From extreme shiver to sticker shock.
Power bills from a bone-chilling January are starting to come in. It's hitting many people hard, especially those in need.
Mmah Sylla just found out how high hers was. Sylla lives in East Ridge and opened her bill to find out she owes $289 for January.
This afternoon, she paid $150 of that. Her family knew this would squeeze her budget.
Sylla said, "It's real high. I called my sister. I say please help me out. That way, they don't cut my lights."
During the lunch hour, several customers came to EPB to pay December bills and bracing for January. Some of them, like Jimmy Bush, went to customer service to extend payments. Bush's December bill was $204.

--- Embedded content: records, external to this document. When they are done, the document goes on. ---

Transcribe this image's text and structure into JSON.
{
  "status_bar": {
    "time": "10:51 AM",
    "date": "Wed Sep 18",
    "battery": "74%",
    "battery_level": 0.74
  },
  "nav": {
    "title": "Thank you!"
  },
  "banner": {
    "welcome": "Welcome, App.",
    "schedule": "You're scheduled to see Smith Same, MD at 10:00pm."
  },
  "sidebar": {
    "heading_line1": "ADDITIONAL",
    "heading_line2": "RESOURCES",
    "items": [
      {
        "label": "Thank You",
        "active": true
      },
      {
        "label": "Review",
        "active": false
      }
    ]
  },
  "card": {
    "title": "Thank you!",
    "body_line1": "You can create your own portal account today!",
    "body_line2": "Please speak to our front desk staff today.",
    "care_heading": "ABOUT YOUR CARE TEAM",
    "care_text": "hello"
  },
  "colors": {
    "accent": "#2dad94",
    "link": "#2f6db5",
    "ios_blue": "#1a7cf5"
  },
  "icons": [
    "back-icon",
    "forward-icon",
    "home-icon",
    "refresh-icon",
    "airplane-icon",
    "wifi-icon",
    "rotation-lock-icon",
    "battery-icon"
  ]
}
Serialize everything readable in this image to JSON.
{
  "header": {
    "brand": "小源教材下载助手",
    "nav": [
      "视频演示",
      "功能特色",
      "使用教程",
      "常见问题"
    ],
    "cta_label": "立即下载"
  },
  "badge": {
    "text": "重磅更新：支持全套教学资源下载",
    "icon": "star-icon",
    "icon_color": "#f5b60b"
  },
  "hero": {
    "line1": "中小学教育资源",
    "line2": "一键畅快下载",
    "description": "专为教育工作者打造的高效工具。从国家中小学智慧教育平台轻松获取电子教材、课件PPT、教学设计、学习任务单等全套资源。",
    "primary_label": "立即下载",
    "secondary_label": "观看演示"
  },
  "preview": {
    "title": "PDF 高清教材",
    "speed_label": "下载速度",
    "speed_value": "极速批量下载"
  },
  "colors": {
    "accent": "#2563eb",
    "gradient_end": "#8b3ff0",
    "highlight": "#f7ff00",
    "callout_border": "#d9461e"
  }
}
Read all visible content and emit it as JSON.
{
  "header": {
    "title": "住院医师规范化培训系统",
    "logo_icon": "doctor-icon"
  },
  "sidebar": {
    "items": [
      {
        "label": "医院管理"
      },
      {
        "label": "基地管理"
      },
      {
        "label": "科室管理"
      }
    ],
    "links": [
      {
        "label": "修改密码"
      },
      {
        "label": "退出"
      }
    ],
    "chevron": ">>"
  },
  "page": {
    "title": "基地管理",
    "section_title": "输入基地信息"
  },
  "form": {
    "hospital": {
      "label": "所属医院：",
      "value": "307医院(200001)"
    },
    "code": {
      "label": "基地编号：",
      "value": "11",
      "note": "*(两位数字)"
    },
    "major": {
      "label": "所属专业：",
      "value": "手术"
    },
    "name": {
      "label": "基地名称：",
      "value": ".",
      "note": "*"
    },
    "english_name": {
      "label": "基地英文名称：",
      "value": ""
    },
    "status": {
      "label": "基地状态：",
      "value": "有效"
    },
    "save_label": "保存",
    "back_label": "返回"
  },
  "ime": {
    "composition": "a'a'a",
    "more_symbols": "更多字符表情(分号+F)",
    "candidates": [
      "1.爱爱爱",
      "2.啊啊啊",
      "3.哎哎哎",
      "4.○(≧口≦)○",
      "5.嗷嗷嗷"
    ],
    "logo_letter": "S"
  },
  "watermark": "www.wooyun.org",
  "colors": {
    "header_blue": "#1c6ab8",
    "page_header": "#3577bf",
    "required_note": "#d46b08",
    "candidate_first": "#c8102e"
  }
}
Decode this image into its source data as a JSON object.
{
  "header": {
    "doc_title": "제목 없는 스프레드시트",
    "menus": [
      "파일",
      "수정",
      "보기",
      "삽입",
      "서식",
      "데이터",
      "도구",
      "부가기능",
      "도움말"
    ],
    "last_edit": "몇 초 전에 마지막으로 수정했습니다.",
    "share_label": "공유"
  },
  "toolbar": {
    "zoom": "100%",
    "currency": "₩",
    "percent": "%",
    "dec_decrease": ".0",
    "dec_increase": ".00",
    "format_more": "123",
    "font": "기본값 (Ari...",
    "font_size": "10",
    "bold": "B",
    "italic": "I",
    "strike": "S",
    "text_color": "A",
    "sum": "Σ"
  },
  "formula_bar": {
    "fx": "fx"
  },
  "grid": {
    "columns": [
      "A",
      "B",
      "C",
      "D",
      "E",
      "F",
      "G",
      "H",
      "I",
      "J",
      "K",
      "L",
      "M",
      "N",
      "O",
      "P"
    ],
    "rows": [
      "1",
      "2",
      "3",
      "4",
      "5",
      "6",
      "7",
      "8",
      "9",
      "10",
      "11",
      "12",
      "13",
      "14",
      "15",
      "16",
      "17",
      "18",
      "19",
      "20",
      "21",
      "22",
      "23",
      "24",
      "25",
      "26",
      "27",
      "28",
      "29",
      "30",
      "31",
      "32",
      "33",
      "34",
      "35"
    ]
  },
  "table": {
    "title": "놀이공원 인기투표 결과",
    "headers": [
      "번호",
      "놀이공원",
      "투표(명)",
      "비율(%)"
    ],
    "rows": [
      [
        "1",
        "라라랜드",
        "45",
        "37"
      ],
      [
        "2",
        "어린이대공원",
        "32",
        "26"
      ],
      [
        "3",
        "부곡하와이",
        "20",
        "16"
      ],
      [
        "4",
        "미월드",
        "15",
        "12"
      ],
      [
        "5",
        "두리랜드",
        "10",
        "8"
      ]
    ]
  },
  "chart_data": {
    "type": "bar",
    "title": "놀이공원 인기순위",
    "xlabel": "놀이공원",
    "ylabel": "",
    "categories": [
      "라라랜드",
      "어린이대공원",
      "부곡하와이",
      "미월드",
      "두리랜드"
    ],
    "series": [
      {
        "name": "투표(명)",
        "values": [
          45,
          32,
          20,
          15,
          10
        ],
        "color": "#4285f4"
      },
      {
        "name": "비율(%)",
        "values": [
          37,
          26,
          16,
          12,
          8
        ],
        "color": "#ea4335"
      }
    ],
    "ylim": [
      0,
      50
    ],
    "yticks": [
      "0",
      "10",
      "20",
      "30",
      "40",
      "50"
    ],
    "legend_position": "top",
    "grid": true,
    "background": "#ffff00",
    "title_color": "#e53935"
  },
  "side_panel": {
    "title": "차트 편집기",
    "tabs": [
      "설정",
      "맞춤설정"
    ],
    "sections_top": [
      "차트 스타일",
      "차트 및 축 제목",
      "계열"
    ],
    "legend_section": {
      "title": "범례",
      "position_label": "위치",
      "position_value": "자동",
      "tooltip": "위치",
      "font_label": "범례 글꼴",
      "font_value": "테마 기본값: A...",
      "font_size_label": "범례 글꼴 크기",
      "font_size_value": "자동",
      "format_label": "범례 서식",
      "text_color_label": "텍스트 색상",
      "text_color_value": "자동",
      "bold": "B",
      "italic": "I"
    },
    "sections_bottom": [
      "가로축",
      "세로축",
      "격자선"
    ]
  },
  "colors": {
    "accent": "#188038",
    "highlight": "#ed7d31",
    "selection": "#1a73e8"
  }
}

His only source of income is disability, he's bracing for an even higher January bill. "I really don't know, it's rough right now," Bush said.
It's rough for a good reason. Five days dipped down to single digits in January. That month turned out to be about 30 percent colder than normal.
In fact, EPB saw its highest usage ever on one day. On January 7th, the first single digit day, a peak load topped out at 1,327 megawatts.
EPB's public relations coordinator John Pless noted, "And that shattered the old record book in August of 2007."
And it's hitting everyone hard. The average power bill in January of last year - $145. This January - $173
This afternoon, Rosetta Johnson, who lives off of Social Security, came to EPB to pay part of her December and January bills.
She's staring at a $326 dollar bill. "It's a kick, truly a kick in the behind, but you gotta have lights and heat," Johnson said.
But there's help for her and others.
Pless explained, "We can make what are promise to pay payments. And that is where people can try to make arrangments where they spread that higher cost over a couple of months. So give us a call and we'll be more than happy to work with people."
And you can obviously help yourself, by lowering your thermostat. Also, one key money saver -- replace those nasty air filters and use a higher quality one if possible. That will cut down on particulates in the air and the strain they put on HVAC systems.
EPB is also pushing its voluntary "Power Share" program. That's where you give $1 a month on your bill to go for those who need it more.
Pless noted for every degree you lower your thermostat, you should save 3 to 5 percent on your power bill.
It's also advised to drop your thermostat to 60 degrees when you leave for work or school if you want to lower your overall energy bill.by John Madewell